**Assignment:** Each line in the entries that has the word "Enter" has to be copied.

────────────────────

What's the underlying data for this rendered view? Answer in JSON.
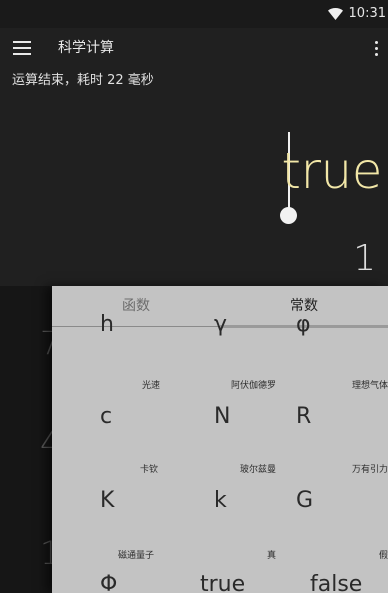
{
  "status_bar": {
    "time": "10:31",
    "wifi_icon": "wifi-icon"
  },
  "app_bar": {
    "menu_icon": "menu-icon",
    "title": "科学计算",
    "overflow_icon": "overflow-menu-icon"
  },
  "status_message": "运算结束，耗时 22 毫秒",
  "display": {
    "result": "true",
    "secondary": "1"
  },
  "background_digits": [
    "7",
    "4",
    "1"
  ],
  "panel": {
    "tabs": [
      {
        "label": "函数",
        "selected": false
      },
      {
        "label": "常数",
        "selected": true
      }
    ],
    "rows": [
      [
        {
          "label": "",
          "symbol": "h"
        },
        {
          "label": "",
          "symbol": "γ"
        },
        {
          "label": "",
          "symbol": "φ"
        }
      ],
      [
        {
          "label": "光速",
          "symbol": "c"
        },
        {
          "label": "阿伏伽德罗",
          "symbol": "N"
        },
        {
          "label": "理想气体",
          "symbol": "R"
        }
      ],
      [
        {
          "label": "卡钦",
          "symbol": "K"
        },
        {
          "label": "玻尔兹曼",
          "symbol": "k"
        },
        {
          "label": "万有引力",
          "symbol": "G"
        }
      ],
      [
        {
          "label": "磁通量子",
          "symbol": "Φ"
        },
        {
          "label": "真",
          "symbol": "true"
        },
        {
          "label": "假",
          "symbol": "false"
        }
      ]
    ]
  },
  "colors": {
    "background": "#202020",
    "result": "#f2e7a8",
    "panel": "#c3c3c3"
  }
}
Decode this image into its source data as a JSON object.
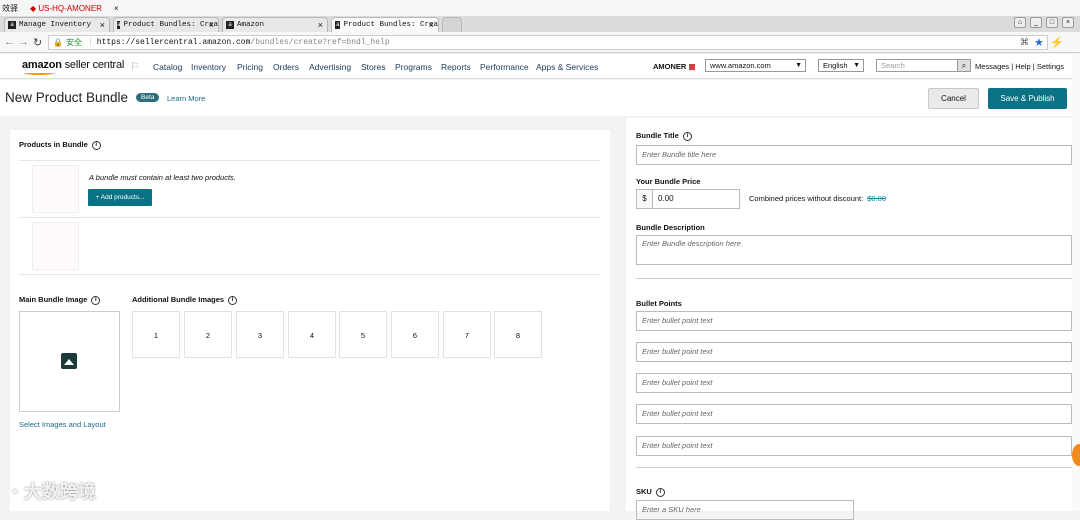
{
  "bookmarks": {
    "item1": "效驿",
    "item2": "◆ US-HQ-AMONER"
  },
  "tabs": [
    {
      "label": "Manage Inventory",
      "icon": "amazon-a-icon"
    },
    {
      "label": "Product Bundles: Crea",
      "icon": "amazon-a-icon"
    },
    {
      "label": "Amazon",
      "icon": "amazon-a-icon"
    },
    {
      "label": "Product Bundles: Crea",
      "icon": "amazon-a-icon"
    }
  ],
  "address": {
    "secure": "安全",
    "url_host": "https://sellercentral.amazon.com",
    "url_path": "/bundles/create?ref=bndl_help"
  },
  "header": {
    "logo_amazon": "amazon",
    "logo_sc": " seller central",
    "nav": [
      "Catalog",
      "Inventory",
      "Pricing",
      "Orders",
      "Advertising",
      "Stores",
      "Programs",
      "Reports",
      "Performance",
      "Apps & Services"
    ],
    "store": "AMONER",
    "marketplace": "www.amazon.com",
    "language": "English",
    "search_placeholder": "Search",
    "links": "Messages | Help | Settings"
  },
  "page": {
    "title": "New Product Bundle",
    "beta": "Beta",
    "learn_more": "Learn More",
    "cancel": "Cancel",
    "publish": "Save & Publish"
  },
  "left": {
    "products_label": "Products in Bundle",
    "must_contain": "A bundle must contain at least two products.",
    "add_products": "+ Add products...",
    "main_image_label": "Main Bundle Image",
    "additional_label": "Additional Bundle Images",
    "slots": [
      "1",
      "2",
      "3",
      "4",
      "5",
      "6",
      "7",
      "8"
    ],
    "select_images": "Select Images and Layout"
  },
  "right": {
    "bundle_title_label": "Bundle Title",
    "bundle_title_ph": "Enter Bundle title here",
    "price_label": "Your Bundle Price",
    "currency": "$",
    "price_value": "0.00",
    "combined_label": "Combined prices without discount:",
    "combined_value": "$0.00",
    "desc_label": "Bundle Description",
    "desc_ph": "Enter Bundle description here",
    "bullets_label": "Bullet Points",
    "bullet_ph": "Enter bullet point text",
    "sku_label": "SKU",
    "sku_ph": "Enter a SKU here"
  },
  "watermark": "大数跨境"
}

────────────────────

**Response to this task:**
    "bundle_title_ph": "Enter Bundle title here",
    "desc_ph": "Enter Bundle description here",
    "bullet_ph": "Enter bullet point text",
    "sku_ph": "Enter a SKU here"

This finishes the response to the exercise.